__TASK DESCRIPTION__. Note each line of the listing that contains the string "screenshot", and copy it.

+-------+

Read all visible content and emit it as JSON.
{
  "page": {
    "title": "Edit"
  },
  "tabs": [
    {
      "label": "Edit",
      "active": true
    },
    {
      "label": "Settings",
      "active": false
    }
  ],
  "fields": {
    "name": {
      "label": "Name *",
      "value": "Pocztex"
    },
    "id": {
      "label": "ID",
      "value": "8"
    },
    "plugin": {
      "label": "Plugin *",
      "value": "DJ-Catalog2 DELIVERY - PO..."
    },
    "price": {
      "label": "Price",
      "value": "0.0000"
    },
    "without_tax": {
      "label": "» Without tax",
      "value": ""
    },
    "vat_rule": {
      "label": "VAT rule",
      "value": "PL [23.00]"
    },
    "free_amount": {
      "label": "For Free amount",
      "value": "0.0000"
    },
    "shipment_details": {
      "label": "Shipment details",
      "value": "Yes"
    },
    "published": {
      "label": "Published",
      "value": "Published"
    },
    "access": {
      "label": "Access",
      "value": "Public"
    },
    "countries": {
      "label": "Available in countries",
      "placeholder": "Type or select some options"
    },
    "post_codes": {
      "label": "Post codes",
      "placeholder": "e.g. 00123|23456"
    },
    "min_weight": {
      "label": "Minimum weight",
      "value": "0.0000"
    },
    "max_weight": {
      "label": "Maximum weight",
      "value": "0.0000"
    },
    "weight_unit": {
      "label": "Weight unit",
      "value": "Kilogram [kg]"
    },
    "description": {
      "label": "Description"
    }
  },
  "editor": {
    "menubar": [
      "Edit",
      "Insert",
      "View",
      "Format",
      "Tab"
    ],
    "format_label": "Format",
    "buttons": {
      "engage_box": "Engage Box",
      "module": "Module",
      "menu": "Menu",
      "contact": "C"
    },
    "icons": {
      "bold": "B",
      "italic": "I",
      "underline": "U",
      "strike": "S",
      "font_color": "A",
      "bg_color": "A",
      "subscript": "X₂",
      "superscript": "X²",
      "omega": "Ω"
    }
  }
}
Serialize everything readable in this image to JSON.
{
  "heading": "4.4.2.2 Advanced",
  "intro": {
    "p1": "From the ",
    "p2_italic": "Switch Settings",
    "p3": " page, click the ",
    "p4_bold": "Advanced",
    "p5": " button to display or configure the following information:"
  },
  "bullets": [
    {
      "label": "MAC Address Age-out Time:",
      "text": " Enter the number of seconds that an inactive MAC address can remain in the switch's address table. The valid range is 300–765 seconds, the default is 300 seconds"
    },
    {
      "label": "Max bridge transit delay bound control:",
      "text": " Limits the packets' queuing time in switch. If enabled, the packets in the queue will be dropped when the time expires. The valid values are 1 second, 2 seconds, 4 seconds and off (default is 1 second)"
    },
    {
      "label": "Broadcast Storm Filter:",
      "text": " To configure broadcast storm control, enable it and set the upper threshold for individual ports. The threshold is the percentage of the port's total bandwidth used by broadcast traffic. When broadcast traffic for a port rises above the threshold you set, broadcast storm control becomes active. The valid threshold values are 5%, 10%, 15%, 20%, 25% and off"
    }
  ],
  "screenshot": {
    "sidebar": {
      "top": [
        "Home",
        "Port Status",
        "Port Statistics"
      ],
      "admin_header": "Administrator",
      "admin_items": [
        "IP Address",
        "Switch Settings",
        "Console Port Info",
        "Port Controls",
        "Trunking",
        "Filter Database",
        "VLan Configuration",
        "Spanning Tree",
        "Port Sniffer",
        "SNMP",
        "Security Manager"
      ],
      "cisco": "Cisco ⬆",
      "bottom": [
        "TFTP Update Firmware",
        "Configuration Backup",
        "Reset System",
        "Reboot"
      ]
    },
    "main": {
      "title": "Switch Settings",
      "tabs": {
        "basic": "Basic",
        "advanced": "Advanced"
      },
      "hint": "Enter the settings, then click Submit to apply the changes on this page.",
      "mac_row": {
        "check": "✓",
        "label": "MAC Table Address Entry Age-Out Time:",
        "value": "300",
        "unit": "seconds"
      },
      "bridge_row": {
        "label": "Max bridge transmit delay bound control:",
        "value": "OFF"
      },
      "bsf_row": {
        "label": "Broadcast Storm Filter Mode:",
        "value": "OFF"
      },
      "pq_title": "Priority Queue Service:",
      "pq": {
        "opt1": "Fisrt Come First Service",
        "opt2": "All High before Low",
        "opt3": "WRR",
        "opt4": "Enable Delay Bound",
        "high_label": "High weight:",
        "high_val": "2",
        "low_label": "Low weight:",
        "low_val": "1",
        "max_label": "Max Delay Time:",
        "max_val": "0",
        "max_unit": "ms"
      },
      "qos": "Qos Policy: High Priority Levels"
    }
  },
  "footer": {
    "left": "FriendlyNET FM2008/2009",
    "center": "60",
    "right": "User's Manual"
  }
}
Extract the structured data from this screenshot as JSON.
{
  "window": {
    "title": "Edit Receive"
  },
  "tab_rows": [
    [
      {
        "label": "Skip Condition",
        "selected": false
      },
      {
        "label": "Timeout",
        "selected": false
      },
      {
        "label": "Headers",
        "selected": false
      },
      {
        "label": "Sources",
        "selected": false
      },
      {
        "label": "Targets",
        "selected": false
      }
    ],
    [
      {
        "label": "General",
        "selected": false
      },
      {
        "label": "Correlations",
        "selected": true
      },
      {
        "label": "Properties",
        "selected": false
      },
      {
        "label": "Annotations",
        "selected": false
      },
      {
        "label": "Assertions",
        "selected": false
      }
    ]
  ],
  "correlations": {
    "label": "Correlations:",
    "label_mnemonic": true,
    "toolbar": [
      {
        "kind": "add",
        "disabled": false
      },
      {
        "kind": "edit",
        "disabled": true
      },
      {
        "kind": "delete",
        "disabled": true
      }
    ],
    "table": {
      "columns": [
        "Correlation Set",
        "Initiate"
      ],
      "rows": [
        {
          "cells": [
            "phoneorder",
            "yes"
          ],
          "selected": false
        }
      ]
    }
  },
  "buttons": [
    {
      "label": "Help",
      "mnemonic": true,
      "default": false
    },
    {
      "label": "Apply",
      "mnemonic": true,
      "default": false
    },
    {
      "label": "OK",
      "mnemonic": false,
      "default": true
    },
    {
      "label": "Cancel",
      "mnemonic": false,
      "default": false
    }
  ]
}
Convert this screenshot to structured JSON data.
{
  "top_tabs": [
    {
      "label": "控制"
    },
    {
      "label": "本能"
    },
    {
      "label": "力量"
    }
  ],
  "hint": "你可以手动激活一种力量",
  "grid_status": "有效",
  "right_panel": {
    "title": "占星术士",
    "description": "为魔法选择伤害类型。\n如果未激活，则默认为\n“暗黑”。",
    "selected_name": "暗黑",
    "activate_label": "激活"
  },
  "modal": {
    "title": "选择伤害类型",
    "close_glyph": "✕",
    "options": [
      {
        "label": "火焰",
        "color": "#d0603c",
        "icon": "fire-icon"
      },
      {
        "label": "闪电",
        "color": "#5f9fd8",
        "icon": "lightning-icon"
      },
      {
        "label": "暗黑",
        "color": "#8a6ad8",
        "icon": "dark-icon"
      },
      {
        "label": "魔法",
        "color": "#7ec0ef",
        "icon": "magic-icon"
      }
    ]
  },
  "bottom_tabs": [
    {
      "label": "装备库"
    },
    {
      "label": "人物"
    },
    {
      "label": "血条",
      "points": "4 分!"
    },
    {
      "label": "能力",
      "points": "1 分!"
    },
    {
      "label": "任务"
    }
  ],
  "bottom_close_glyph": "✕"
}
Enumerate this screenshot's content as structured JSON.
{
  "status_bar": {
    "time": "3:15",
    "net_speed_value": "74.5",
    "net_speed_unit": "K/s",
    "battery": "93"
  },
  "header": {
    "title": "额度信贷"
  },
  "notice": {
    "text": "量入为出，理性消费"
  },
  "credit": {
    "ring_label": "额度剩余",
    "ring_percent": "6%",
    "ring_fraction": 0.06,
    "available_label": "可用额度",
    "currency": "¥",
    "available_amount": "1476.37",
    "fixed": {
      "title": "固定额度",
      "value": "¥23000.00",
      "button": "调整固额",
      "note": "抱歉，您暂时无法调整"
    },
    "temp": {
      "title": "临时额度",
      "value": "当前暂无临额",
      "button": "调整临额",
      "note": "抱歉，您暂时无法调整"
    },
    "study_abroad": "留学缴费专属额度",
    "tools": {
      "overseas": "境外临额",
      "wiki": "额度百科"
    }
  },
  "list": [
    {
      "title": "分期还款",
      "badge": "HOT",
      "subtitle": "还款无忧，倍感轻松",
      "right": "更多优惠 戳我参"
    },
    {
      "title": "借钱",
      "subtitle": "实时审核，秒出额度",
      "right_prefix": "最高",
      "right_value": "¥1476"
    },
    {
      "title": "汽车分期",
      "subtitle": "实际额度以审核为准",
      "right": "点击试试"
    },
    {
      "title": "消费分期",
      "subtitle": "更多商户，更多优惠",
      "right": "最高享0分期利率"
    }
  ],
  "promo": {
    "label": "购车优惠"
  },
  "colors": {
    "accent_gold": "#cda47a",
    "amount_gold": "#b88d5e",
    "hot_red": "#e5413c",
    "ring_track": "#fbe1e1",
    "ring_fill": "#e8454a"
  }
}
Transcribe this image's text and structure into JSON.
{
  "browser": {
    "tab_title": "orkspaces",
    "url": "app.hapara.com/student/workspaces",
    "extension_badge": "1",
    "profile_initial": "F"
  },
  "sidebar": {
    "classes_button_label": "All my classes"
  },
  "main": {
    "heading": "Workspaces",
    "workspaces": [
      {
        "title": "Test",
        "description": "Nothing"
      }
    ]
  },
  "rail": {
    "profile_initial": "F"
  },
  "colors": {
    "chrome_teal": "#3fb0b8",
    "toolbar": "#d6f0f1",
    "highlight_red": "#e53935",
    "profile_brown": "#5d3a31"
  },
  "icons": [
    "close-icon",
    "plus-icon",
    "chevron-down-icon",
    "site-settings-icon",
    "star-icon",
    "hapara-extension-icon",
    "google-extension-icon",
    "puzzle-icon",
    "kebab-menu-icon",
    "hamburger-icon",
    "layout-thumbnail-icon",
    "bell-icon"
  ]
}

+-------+

__RESPONSE TO THIS EXERCISE__.
  "screenshot": {
Extract the structured data from this screenshot as JSON.
Convert this screenshot to structured JSON data.
Enumerate this screenshot's content as structured JSON.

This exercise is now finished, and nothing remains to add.